Among his current cases is an appeal in federal court regarding the state's attempts to shut down Vermont Yankee.

McMullen is experienced in business law and currently works as a consultant to technology companies. He contends Sorrell has pursued an "activist," partisan agenda and wants to devote more resources to combating drug-related crime.

Also on the ballot: Ed Stanak, Progressive; Rosemarie Jackowski, Liberty Union.

In the only other statewide race, Secretary of State James Condos is listed as a Democrat, Republican and Progressive. His sole opponent is Mary Alice Herbert, a Putney resident and Liberty Union candidate.

At the legislative level, there are few local races.

-- Windham County state Senate (two seats available):

The ballot includes incumbent Democrats Peter Galbraith of Townshend and Jeanette White of Putney. With two nominations available, Democrat Mary Cain of Brattleboro lost in the primary and is not on Tuesday's ballot, though she has campaigned for write-in votes.

Also on the ballot: Aaron Diamondstone, a Liberty Union candidate from Marlboro.

-- Windham-Bennington-Windsor state House (one seat available): Independents Emmett Dunbar (emmettforhouse.org) and Tim Goodwin (www.goodwinforhouse.com) both are making their first run for state office.

The district covers the towns of Jamaica, Londonderry, Stratton, Weston and Winhall. Republican state Rep. Oliver Olsen of Jamaica did not seek another term.

Dunbar is a South Londonderry farmer and educator whose concerns include education funding and taxes. He said tax breaks and increased broadband access could help boost the district's population.

Goodwin, of Weston, is a retired federal employee and certified public accountant. He has served on school boards and lists preservation of local school choice among his priorities along with economic development.

Aside from two Liberty Union candidates, there is no opposition for any other Windham County state House seat:

-- Windham 1 (Vernon and Guilford, one seat): Republican state Rep. Mike Hebert is unopposed.

-- Windham 2-1 (portion of Brattleboro, one seat): Democratic state Rep. Valerie Stuart is unopposed.

-- Windham 2-2 (portion of Brattleboro, one seat): Democratic state Rep. Mollie Burke is unopposed.

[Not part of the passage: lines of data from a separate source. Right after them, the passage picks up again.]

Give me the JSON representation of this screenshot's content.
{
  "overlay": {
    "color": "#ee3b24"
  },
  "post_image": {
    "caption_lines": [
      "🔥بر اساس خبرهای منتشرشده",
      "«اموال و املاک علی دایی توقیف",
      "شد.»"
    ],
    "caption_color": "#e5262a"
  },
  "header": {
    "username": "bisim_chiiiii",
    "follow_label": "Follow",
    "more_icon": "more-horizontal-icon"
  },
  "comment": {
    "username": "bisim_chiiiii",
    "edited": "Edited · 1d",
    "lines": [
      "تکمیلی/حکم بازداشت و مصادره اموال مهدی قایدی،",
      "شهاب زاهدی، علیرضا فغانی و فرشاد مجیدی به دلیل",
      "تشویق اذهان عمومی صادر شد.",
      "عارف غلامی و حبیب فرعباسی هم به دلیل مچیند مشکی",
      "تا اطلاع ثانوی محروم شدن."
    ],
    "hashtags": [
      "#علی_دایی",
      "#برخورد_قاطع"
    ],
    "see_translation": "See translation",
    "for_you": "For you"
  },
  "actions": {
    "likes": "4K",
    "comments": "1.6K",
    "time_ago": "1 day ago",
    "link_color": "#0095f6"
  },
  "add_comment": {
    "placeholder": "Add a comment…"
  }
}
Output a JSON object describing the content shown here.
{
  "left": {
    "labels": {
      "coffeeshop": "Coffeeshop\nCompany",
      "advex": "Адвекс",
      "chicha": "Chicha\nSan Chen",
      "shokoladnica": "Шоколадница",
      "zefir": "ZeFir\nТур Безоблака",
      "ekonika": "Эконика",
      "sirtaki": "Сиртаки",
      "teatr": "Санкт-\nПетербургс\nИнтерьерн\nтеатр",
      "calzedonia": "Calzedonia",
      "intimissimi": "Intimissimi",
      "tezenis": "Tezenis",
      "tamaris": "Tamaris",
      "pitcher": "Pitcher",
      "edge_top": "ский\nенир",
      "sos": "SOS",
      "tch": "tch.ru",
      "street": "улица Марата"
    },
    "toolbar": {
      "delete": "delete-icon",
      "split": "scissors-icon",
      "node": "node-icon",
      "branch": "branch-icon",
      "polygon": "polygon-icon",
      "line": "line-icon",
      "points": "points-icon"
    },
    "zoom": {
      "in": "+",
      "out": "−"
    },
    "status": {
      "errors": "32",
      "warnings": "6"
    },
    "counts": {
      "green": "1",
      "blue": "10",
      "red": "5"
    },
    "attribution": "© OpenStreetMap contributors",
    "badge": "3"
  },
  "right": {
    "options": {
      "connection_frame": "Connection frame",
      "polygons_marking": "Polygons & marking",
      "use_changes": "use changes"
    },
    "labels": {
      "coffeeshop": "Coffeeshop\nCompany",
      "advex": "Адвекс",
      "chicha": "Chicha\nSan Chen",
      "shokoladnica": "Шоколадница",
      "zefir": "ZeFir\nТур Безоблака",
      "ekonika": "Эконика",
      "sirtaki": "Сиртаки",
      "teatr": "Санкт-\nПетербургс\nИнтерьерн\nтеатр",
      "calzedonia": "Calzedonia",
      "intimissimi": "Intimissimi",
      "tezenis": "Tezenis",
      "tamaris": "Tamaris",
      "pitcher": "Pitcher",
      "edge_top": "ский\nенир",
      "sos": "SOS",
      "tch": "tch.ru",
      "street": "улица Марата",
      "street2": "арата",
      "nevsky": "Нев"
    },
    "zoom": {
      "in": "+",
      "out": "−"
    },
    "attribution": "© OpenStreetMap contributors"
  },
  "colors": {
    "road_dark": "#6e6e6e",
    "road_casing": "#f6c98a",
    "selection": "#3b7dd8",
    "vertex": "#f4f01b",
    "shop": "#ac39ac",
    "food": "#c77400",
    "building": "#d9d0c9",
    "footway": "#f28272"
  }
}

-- Windham 2-3 (portion of Brattleboro, one seat): Democrat Tristan Toleno defeated Kate O'Connor in the primary and is opposed by Liberty Union candidate Ian Diamondstone.

-- Windham 3 (Athens, Brookline, Grafton, Rockingham, Windham and part of Westminster; two seats): Democratic state Reps. Carolyn Partridge and Matthew Trieber are unopposed, having defeated Chris Moore in the primary.

-- Windham 4 (Dummerston, Putney and part of Westminster; two seats): Democratic state Reps. David Deen and Mike Mrowicki are opposed by Liberty Union candidate Owen Diamondstone.

-- Windham 5 (Marlboro, Newfane and Townshend; one seat): Democratic state Rep. Richard Marek is unopposed.

-- Windham 6 (Halifax, Wilmington and part of Whitingham; one seat): Democratic state Rep. Ann Manwaring is unopposed.

-- Windham-Bennington (Dover, Readsboro, Searsburg, Somerset, Stamford, Wardsboro and part of Whitingham; one seat): Democratic state Rep. John Moran is unopposed.

Mike Faher can be reached at mfaher@reformer.com or 802-254-2311, ext. 275.